**Task requirements**
For every entry, output the exact wording.

━━━━━━━━━━

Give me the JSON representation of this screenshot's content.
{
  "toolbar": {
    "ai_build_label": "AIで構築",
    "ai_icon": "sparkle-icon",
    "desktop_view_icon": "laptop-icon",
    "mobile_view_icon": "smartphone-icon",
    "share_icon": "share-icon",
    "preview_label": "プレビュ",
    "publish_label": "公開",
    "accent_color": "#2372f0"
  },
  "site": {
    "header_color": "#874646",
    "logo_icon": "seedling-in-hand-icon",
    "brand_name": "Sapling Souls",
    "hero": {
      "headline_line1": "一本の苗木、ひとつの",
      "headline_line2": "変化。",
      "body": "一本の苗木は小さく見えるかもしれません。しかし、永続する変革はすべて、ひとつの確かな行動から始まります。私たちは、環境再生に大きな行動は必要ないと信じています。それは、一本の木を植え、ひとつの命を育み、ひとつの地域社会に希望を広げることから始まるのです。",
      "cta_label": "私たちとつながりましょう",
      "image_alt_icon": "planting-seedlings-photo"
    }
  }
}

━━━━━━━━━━

**Answer area**
Give me the JSON representation of this screenshot's content.
{
  "toolbar": {
    "ai_build_label": "AIで構築",
    "ai_icon": "sparkle-icon",
    "desktop_view_icon": "laptop-icon",
    "mobile_view_icon": "smartphone-icon",
    "share_icon": "share-icon",
    "preview_label": "プレビュ",
    "publish_label": "公開",
    "accent_color": "#2372f0"
  },
  "site": {
    "header_color": "#874646",
    "logo_icon": "seedling-in-hand-icon",
    "brand_name": "Sapling Souls",
    "hero": {
      "headline_line1": "一本の苗木、ひとつの",
      "headline_line2": "変化。",
      "body": "一本の苗木は小さく見えるかもしれません。しかし、永続する変革はすべて、ひとつの確かな行動から始まります。私たちは、環境再生に大きな行動は必要ないと信じています。それは、一本の木を植え、ひとつの命を育み、ひとつの地域社会に希望を広げることから始まるのです。",
      "cta_label": "私たちとつながりましょう",
      "image_alt_icon": "planting-seedlings-photo"
    }
  }
}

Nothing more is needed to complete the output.